## What you will do
Among the lines below, copy each one in which "title" appears.

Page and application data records
┌──
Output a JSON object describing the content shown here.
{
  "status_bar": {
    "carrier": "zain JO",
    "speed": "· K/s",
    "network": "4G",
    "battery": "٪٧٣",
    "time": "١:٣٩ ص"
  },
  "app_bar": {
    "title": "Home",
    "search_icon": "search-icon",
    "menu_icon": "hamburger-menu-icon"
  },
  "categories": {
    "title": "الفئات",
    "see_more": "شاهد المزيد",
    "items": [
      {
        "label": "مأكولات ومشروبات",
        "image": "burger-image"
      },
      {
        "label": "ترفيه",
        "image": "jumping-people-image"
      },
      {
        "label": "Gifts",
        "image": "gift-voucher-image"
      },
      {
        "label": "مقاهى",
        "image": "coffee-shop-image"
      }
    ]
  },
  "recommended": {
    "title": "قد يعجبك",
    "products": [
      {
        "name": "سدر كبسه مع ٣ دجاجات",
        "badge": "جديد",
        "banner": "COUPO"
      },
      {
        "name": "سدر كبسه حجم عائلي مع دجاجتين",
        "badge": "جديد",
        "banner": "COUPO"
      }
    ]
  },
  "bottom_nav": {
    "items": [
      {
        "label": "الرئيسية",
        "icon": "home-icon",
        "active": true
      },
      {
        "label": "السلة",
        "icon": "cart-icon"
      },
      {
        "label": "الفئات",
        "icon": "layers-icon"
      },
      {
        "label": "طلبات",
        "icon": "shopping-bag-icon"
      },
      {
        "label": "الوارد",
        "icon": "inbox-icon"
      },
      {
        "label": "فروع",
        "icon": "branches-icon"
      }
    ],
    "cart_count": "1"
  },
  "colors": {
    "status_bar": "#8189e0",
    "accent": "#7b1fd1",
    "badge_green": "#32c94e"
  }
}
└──
## Output below
    "title": "Home",
    "title": "الفئات",
    "title": "قد يعجبك",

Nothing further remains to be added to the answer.